▸ Work task:
Each entry needs to be reproduced verbatim.

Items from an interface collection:

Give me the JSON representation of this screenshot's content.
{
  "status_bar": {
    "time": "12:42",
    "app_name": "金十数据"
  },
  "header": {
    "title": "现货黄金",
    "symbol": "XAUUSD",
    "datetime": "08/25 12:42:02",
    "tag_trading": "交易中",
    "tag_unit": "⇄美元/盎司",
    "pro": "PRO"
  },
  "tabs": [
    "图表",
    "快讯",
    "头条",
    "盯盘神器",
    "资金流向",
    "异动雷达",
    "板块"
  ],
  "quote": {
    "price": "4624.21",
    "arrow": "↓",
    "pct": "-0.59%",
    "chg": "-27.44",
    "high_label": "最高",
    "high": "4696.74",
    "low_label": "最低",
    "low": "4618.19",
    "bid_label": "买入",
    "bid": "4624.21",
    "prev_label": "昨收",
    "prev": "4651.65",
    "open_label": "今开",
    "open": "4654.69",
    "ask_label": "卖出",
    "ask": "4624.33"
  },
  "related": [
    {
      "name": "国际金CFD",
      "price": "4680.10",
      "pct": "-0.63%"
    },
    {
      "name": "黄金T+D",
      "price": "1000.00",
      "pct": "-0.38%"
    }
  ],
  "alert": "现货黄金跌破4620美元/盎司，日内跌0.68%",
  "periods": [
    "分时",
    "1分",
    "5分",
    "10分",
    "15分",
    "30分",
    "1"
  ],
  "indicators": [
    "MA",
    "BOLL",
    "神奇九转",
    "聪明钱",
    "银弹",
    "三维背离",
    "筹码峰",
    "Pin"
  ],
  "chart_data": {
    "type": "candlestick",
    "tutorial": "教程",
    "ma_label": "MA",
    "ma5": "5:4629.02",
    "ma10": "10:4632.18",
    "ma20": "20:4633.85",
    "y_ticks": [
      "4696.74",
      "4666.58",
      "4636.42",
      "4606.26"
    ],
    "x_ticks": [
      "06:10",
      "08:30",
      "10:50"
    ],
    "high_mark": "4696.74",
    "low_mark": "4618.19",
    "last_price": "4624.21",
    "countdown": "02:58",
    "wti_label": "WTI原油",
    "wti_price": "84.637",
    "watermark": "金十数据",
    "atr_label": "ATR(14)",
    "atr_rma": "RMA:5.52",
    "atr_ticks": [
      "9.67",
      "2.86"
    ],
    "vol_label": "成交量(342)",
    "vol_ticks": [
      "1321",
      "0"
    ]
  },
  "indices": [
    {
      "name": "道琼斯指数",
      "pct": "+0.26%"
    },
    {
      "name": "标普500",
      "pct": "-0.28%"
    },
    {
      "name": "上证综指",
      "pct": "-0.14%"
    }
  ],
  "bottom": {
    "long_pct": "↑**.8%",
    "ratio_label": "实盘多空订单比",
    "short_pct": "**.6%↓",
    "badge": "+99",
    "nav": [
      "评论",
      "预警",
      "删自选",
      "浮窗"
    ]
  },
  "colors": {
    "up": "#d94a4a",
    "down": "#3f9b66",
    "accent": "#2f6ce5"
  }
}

▸ Written solution:
Give me the JSON representation of this screenshot's content.
{
  "status_bar": {
    "time": "12:42",
    "app_name": "金十数据"
  },
  "header": {
    "title": "现货黄金",
    "symbol": "XAUUSD",
    "datetime": "08/25 12:42:02",
    "tag_trading": "交易中",
    "tag_unit": "⇄美元/盎司",
    "pro": "PRO"
  },
  "tabs": [
    "图表",
    "快讯",
    "头条",
    "盯盘神器",
    "资金流向",
    "异动雷达",
    "板块"
  ],
  "quote": {
    "price": "4624.21",
    "arrow": "↓",
    "pct": "-0.59%",
    "chg": "-27.44",
    "high_label": "最高",
    "high": "4696.74",
    "low_label": "最低",
    "low": "4618.19",
    "bid_label": "买入",
    "bid": "4624.21",
    "prev_label": "昨收",
    "prev": "4651.65",
    "open_label": "今开",
    "open": "4654.69",
    "ask_label": "卖出",
    "ask": "4624.33"
  },
  "related": [
    {
      "name": "国际金CFD",
      "price": "4680.10",
      "pct": "-0.63%"
    },
    {
      "name": "黄金T+D",
      "price": "1000.00",
      "pct": "-0.38%"
    }
  ],
  "alert": "现货黄金跌破4620美元/盎司，日内跌0.68%",
  "periods": [
    "分时",
    "1分",
    "5分",
    "10分",
    "15分",
    "30分",
    "1"
  ],
  "indicators": [
    "MA",
    "BOLL",
    "神奇九转",
    "聪明钱",
    "银弹",
    "三维背离",
    "筹码峰",
    "Pin"
  ],
  "chart_data": {
    "type": "candlestick",
    "tutorial": "教程",
    "ma_label": "MA",
    "ma5": "5:4629.02",
    "ma10": "10:4632.18",
    "ma20": "20:4633.85",
    "y_ticks": [
      "4696.74",
      "4666.58",
      "4636.42",
      "4606.26"
    ],
    "x_ticks": [
      "06:10",
      "08:30",
      "10:50"
    ],
    "high_mark": "4696.74",
    "low_mark": "4618.19",
    "last_price": "4624.21",
    "countdown": "02:58",
    "wti_label": "WTI原油",
    "wti_price": "84.637",
    "watermark": "金十数据",
    "atr_label": "ATR(14)",
    "atr_rma": "RMA:5.52",
    "atr_ticks": [
      "9.67",
      "2.86"
    ],
    "vol_label": "成交量(342)",
    "vol_ticks": [
      "1321",
      "0"
    ]
  },
  "indices": [
    {
      "name": "道琼斯指数",
      "pct": "+0.26%"
    },
    {
      "name": "标普500",
      "pct": "-0.28%"
    },
    {
      "name": "上证综指",
      "pct": "-0.14%"
    }
  ],
  "bottom": {
    "long_pct": "↑**.8%",
    "ratio_label": "实盘多空订单比",
    "short_pct": "**.6%↓",
    "badge": "+99",
    "nav": [
      "评论",
      "预警",
      "删自选",
      "浮窗"
    ]
  },
  "colors": {
    "up": "#d94a4a",
    "down": "#3f9b66",
    "accent": "#2f6ce5"
  }
}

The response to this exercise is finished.